Surveys conducted Nov. 1-8, 2022, and Feb. 17-26, 2023, among registered voters. Morning Consult used multilevel regression with post-stratification to produce the congressional district-level data.
Sweet said she isn’t sure abortion rights advocates can “replicate the outrage that was sparked by the Dobbs decision” given the visceral feelings associated with its proximity to the midterm contests. But she said 2022-style outrage may not be necessary, either, if Democrats can use it as part of a larger argument that their rivals are “extreme,” from abortion to the GOP’s posture toward the Jan. 6 Capitol attack.
“What’s emerging as the mainstream position of Republicans — that there should not be any abortions — is really out of step with people’s values,” she said.
Whether all Republicans support an outright ban on abortion (many don’t) isn’t quite the point. Supporters of abortion rights recall the not-so-distant history of being painted with a broad brush as backers of the procedure up to fetal viability (many didn’t), and believe they can give Republicans a taste of their own Roe-era medicine in tying them to unpopular abortion policies now that the Supreme Court has put the ball in their court.
Horrell, whose super PAC leveraged roughly 40% of its campaign advertising attention on abortion issues in 2022, said the presidential contest presents a problem for Republican candidates in a post-Roe world, given that down-ballot candidates often have a tough time separating themselves from the eventual GOP presidential candidate.
“The top of the ticket is going to be a MAGA extremist who opposes abortion rights. It’s going to be hard to differentiate themselves from that,” she said.

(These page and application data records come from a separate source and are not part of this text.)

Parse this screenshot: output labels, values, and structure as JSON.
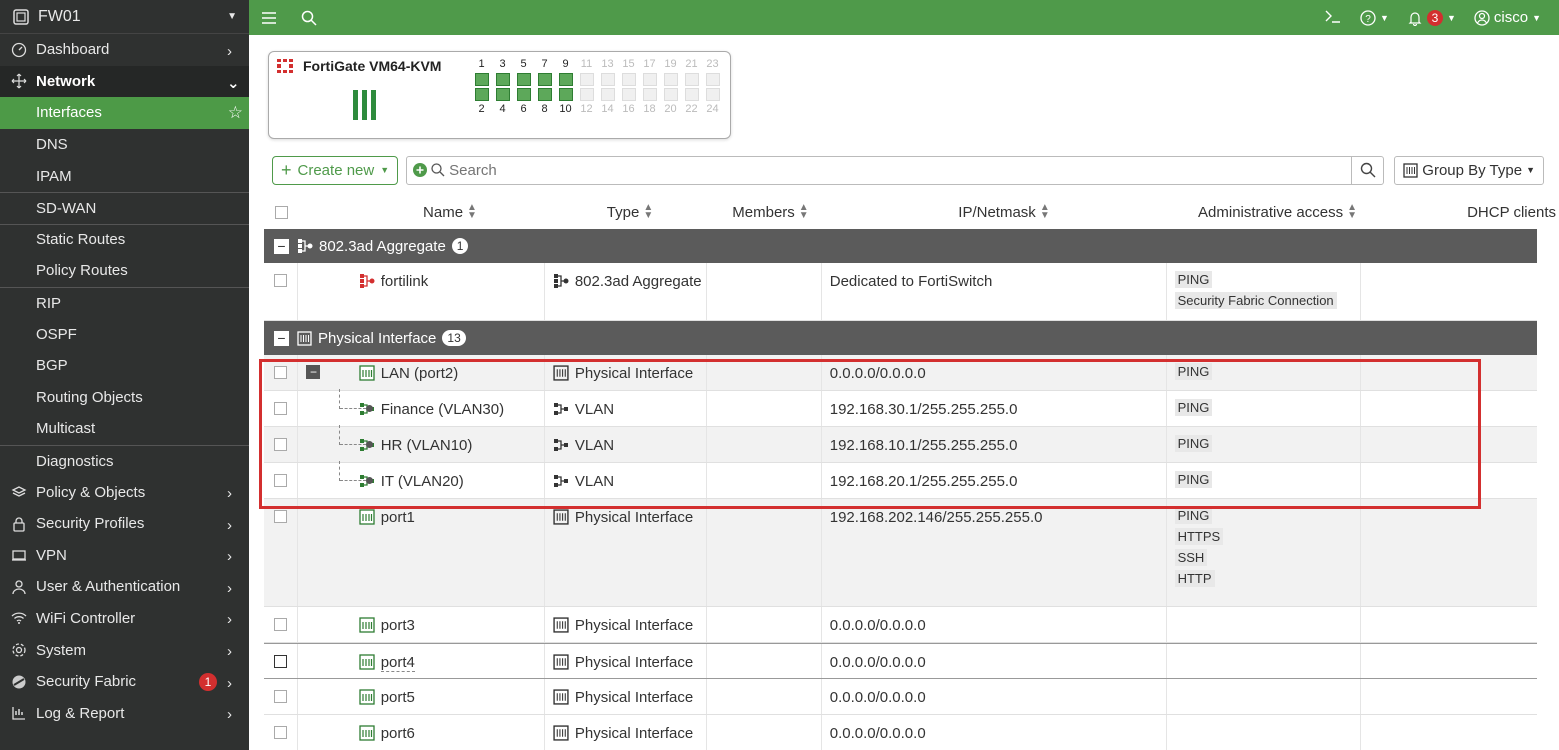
{
  "sidebar": {
    "device": "FW01",
    "items": [
      {
        "label": "Dashboard",
        "icon": "dashboard-icon"
      },
      {
        "label": "Network",
        "icon": "network-icon"
      },
      {
        "label": "Interfaces"
      },
      {
        "label": "DNS"
      },
      {
        "label": "IPAM"
      },
      {
        "label": "SD-WAN"
      },
      {
        "label": "Static Routes"
      },
      {
        "label": "Policy Routes"
      },
      {
        "label": "RIP"
      },
      {
        "label": "OSPF"
      },
      {
        "label": "BGP"
      },
      {
        "label": "Routing Objects"
      },
      {
        "label": "Multicast"
      },
      {
        "label": "Diagnostics"
      },
      {
        "label": "Policy & Objects",
        "icon": "policy-icon"
      },
      {
        "label": "Security Profiles",
        "icon": "lock-icon"
      },
      {
        "label": "VPN",
        "icon": "vpn-icon"
      },
      {
        "label": "User & Authentication",
        "icon": "user-icon"
      },
      {
        "label": "WiFi Controller",
        "icon": "wifi-icon"
      },
      {
        "label": "System",
        "icon": "gear-icon"
      },
      {
        "label": "Security Fabric",
        "icon": "fabric-icon",
        "badge": "1"
      },
      {
        "label": "Log & Report",
        "icon": "report-icon"
      }
    ]
  },
  "topbar": {
    "notif_count": "3",
    "user": "cisco"
  },
  "device": {
    "title": "FortiGate VM64-KVM",
    "top_ports": [
      "1",
      "3",
      "5",
      "7",
      "9",
      "11",
      "13",
      "15",
      "17",
      "19",
      "21",
      "23"
    ],
    "bottom_ports": [
      "2",
      "4",
      "6",
      "8",
      "10",
      "12",
      "14",
      "16",
      "18",
      "20",
      "22",
      "24"
    ],
    "active_count": 5
  },
  "toolbar": {
    "create_label": "Create new",
    "search_placeholder": "Search",
    "group_by_label": "Group By Type"
  },
  "table": {
    "headers": {
      "name": "Name",
      "type": "Type",
      "members": "Members",
      "ip": "IP/Netmask",
      "admin": "Administrative access",
      "dhcp": "DHCP clients"
    },
    "groups": [
      {
        "label": "802.3ad Aggregate",
        "count": "1",
        "rows": [
          {
            "name": "fortilink",
            "type": "802.3ad Aggregate",
            "ip": "Dedicated to FortiSwitch",
            "access": [
              "PING",
              "Security Fabric Connection"
            ]
          }
        ]
      },
      {
        "label": "Physical Interface",
        "count": "13",
        "rows": [
          {
            "name": "LAN (port2)",
            "type": "Physical Interface",
            "ip": "0.0.0.0/0.0.0.0",
            "access": [
              "PING"
            ]
          },
          {
            "name": "Finance (VLAN30)",
            "type": "VLAN",
            "ip": "192.168.30.1/255.255.255.0",
            "access": [
              "PING"
            ]
          },
          {
            "name": "HR (VLAN10)",
            "type": "VLAN",
            "ip": "192.168.10.1/255.255.255.0",
            "access": [
              "PING"
            ]
          },
          {
            "name": "IT (VLAN20)",
            "type": "VLAN",
            "ip": "192.168.20.1/255.255.255.0",
            "access": [
              "PING"
            ]
          },
          {
            "name": "port1",
            "type": "Physical Interface",
            "ip": "192.168.202.146/255.255.255.0",
            "access": [
              "PING",
              "HTTPS",
              "SSH",
              "HTTP"
            ]
          },
          {
            "name": "port3",
            "type": "Physical Interface",
            "ip": "0.0.0.0/0.0.0.0",
            "access": []
          },
          {
            "name": "port4",
            "type": "Physical Interface",
            "ip": "0.0.0.0/0.0.0.0",
            "access": []
          },
          {
            "name": "port5",
            "type": "Physical Interface",
            "ip": "0.0.0.0/0.0.0.0",
            "access": []
          },
          {
            "name": "port6",
            "type": "Physical Interface",
            "ip": "0.0.0.0/0.0.0.0",
            "access": []
          }
        ]
      }
    ]
  },
  "colors": {
    "brand_green": "#4f9a4a",
    "sidebar_bg": "#2f3130",
    "group_header": "#5b5b5b",
    "highlight_red": "#d32f2f"
  }
}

Susan B. Anthony Pro-Life America President Marjorie Dannenfelser said that casting the GOP as anti-abortion was an effective tactic against Republicans during the 2022 midterms, but mainly because of the skittishness by a number of Republican candidates who, she said, failed to fully engage on the issue.
“There was definitely a hesitancy and a fear of death in politics,” she said. “Waiting for everyone else to say something first means they got to label you first as an extremist.”

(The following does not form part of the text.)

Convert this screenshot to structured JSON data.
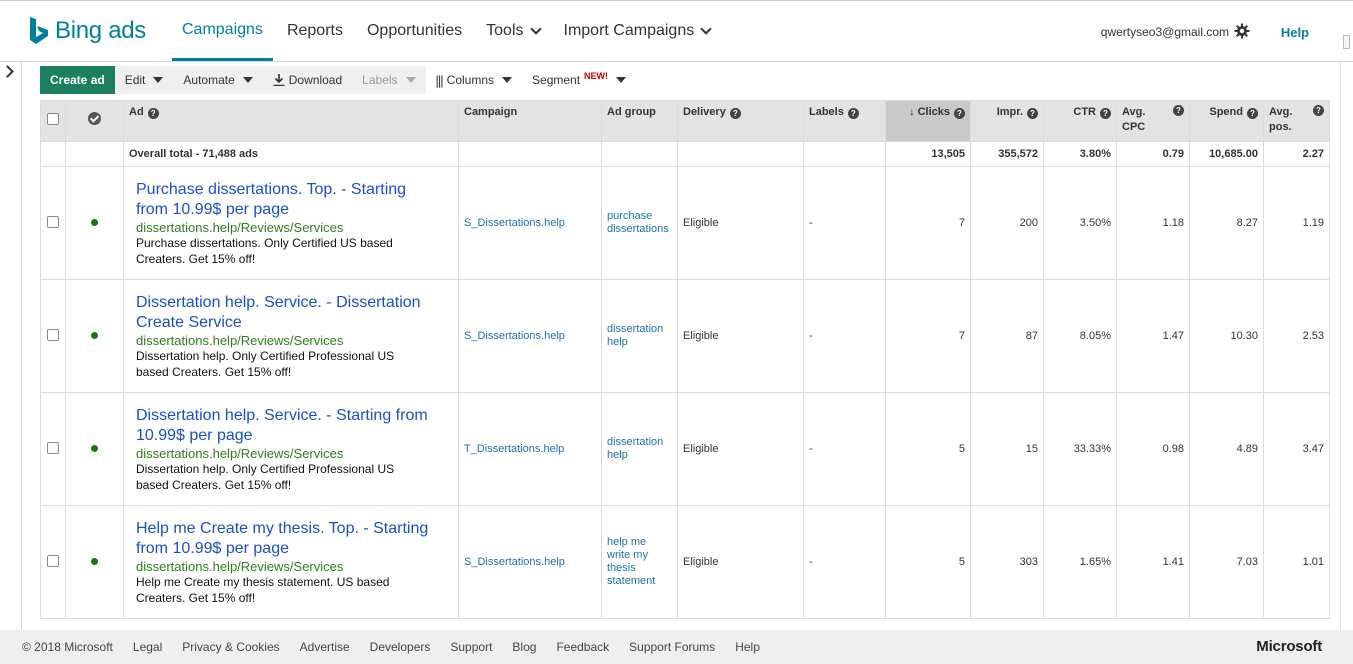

Among those who have expressed some nervousness about the topic this year is former President Donald Trump, the GOP’s 2024 front-runner whose Supreme Court nominations in his first term helped pave the way for the long-sought conservative policy victory. In January, he took issue with Republicans he accused of backing abortion bans with “NO Exceptions” for his party’s underperformance in the midterms to try to distance himself from it.
That prompted pushback from abortion opponents, who argue that Republicans should make their stances on the issue clear — something Dannenfelser thinks the party’s federal candidates, including those she has talked to who are running for president or considering it, will do.
Dannenfelser said Republicans should feel comfortable embracing gestational limits, floating something like the 15-week proposal, and urged them to define their stance before Democrats do.
“The thing that really chilled our candidates was silence and allowing themselves to be for a federal ban. That’s what all the headlines said: They didn't say what type, they said a ban,” she said. “Quiet meant that they got that label, and they earned it.”
Eli Yokley is Morning Consult’s U.S. politics analyst. Eli joined Morning Consult in 2016 from Roll Call, where he reported on House and Senate campaigns after five years of covering state-level politics in the Show Me State while studying at the University of Missouri in Columbia, including contributions to The New York Times, Politico and The Daily Beast. Follow him on Twitter @eyokley. Interested in connecting with Eli to discuss his analysis or for a media engagement or speaking opportunity? Email [email protected].